He made the observation in the context of discussing CPSC's upcoming 50th anniversary this October. A large portion of his remarks were a listing of incident rates that dropped over CPSC's existence – on products ranging from refrigerators to garden tractors to bicycles.

 

On the other hand, he pointed to trends that will inform upcoming work on vulnerable populations. African Americans are over-represented in drowning and generator-CO data, he said. Similarly, despite consistent improvements in pediatric poisonings, the opposite has been the case in recent years among Hispanics.
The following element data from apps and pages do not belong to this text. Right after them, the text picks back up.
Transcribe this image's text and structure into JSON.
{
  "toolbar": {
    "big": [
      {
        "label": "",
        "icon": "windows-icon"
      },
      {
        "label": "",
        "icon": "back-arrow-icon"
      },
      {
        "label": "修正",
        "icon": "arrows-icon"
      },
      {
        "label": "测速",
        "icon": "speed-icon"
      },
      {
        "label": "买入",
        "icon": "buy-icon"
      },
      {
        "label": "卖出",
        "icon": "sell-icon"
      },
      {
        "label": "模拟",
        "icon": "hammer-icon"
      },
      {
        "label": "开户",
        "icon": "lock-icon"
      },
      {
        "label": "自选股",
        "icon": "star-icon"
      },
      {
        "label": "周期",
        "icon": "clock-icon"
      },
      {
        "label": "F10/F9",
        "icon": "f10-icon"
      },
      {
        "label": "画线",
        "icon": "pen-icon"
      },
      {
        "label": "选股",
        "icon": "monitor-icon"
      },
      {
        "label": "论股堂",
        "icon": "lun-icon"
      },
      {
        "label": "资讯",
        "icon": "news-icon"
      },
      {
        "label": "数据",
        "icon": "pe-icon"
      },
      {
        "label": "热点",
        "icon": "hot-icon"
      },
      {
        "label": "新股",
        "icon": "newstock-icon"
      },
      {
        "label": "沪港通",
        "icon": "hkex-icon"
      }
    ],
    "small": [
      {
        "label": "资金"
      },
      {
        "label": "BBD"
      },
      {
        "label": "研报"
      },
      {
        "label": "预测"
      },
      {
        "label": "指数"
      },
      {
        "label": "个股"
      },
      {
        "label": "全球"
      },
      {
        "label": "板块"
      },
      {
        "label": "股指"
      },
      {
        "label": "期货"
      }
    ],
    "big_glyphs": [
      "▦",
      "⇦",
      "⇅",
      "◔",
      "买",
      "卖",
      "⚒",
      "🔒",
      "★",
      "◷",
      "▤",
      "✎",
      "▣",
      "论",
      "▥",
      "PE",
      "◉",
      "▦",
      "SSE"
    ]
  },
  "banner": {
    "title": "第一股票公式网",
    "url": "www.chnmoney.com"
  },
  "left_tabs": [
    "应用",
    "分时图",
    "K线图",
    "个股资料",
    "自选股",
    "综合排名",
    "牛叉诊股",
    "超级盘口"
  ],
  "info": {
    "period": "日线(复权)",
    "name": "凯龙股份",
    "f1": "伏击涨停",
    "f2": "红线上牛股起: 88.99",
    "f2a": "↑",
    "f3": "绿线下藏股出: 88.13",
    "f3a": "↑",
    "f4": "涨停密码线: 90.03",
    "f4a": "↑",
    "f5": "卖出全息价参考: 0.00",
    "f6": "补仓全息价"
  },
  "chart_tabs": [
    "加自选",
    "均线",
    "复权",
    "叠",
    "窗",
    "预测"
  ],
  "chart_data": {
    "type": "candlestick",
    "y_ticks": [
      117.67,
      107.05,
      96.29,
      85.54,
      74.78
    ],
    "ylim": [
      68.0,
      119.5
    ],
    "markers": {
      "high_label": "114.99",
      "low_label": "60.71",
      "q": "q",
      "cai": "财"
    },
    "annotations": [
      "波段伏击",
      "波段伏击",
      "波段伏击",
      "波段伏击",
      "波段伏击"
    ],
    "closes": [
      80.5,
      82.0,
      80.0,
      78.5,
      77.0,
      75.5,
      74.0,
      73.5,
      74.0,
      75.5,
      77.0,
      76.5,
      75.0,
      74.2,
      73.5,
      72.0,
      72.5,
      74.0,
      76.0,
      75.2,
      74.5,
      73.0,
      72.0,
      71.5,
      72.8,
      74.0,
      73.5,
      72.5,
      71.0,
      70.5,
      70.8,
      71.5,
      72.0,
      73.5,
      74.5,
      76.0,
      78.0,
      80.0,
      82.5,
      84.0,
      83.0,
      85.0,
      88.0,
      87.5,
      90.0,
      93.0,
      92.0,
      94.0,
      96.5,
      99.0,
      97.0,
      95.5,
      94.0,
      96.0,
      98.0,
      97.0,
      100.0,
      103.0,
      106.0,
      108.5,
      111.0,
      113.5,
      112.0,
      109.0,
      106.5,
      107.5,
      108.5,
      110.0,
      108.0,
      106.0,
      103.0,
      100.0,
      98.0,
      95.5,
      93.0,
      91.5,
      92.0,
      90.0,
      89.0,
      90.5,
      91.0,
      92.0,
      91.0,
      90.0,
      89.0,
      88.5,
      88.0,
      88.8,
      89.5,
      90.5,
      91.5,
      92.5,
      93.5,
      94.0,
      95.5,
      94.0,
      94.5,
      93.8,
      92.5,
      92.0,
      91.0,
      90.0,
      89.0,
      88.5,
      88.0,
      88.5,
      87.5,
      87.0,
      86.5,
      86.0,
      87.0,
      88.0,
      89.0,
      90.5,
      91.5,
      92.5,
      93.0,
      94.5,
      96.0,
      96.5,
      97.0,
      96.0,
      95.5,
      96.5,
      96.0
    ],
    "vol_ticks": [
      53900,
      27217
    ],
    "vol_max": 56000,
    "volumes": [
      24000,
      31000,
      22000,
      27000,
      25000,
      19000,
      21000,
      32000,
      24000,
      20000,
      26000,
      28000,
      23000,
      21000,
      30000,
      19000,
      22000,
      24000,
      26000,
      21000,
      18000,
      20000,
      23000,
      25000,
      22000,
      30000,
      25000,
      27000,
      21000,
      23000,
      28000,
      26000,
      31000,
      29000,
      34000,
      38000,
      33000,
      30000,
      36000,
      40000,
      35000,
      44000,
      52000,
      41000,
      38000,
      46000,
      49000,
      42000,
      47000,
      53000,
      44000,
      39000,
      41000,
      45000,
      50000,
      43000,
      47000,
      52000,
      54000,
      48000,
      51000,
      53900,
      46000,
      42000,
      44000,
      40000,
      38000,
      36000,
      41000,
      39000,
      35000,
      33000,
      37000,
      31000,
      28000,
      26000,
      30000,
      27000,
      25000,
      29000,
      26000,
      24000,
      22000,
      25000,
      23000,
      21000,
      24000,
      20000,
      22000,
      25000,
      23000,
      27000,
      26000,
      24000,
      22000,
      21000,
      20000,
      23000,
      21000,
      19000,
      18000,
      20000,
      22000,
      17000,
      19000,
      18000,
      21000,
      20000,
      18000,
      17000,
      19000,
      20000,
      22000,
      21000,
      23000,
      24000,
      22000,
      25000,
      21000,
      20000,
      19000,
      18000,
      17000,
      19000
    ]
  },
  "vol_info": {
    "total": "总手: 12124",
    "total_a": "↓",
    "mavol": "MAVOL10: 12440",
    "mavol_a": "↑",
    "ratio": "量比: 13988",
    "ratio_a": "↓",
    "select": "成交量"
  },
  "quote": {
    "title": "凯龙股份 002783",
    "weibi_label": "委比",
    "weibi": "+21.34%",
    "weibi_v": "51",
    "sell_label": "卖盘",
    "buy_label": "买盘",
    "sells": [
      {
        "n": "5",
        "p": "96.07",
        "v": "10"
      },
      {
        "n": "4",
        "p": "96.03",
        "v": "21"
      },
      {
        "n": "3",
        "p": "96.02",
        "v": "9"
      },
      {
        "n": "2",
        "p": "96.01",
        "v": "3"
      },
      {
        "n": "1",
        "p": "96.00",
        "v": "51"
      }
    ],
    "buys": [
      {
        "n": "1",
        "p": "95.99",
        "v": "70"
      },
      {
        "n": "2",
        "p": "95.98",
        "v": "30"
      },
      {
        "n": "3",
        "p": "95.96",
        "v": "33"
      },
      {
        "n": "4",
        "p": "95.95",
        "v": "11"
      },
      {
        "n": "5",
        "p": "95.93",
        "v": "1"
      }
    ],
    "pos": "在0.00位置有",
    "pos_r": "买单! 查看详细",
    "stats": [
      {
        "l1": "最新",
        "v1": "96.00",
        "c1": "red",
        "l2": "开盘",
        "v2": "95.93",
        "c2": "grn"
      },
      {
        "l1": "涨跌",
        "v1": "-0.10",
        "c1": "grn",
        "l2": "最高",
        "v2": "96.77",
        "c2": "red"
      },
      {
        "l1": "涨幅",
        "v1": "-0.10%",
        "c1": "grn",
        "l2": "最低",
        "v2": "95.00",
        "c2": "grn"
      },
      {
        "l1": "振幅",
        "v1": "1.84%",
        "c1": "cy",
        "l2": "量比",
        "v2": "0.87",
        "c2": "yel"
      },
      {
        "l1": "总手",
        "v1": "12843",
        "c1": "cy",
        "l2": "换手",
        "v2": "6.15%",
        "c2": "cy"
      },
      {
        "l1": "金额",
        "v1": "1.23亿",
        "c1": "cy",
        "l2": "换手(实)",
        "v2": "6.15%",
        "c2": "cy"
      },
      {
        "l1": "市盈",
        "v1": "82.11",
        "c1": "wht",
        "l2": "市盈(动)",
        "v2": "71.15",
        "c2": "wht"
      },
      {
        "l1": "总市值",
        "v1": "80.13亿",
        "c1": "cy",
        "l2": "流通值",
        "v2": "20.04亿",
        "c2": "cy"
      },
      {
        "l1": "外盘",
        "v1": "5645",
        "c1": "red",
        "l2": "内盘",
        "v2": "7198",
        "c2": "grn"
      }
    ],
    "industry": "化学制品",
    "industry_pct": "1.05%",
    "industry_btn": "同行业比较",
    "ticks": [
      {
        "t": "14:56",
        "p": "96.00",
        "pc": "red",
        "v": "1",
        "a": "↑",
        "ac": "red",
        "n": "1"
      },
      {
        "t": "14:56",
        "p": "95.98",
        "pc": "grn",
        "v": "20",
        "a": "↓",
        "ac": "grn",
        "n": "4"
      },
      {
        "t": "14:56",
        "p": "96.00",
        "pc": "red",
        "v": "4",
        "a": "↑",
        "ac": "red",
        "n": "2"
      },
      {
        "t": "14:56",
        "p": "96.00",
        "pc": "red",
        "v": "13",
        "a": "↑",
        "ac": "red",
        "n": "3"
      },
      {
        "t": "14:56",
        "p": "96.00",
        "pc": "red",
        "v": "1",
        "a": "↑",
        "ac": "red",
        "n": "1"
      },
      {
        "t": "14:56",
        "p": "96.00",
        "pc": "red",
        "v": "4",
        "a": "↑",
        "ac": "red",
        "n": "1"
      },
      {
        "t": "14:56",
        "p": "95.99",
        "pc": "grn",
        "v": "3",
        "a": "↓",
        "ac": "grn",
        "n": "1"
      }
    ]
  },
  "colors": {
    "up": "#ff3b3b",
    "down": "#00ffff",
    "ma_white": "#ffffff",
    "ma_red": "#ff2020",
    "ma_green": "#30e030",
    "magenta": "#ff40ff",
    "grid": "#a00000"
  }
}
He also gave a nod to the safety challenges associated with aging Americans.

 

Referring to such issues as "safety equity," Hoehn-Saric linked them to a parallel goal of addressing workforce diversity among CPSC staff.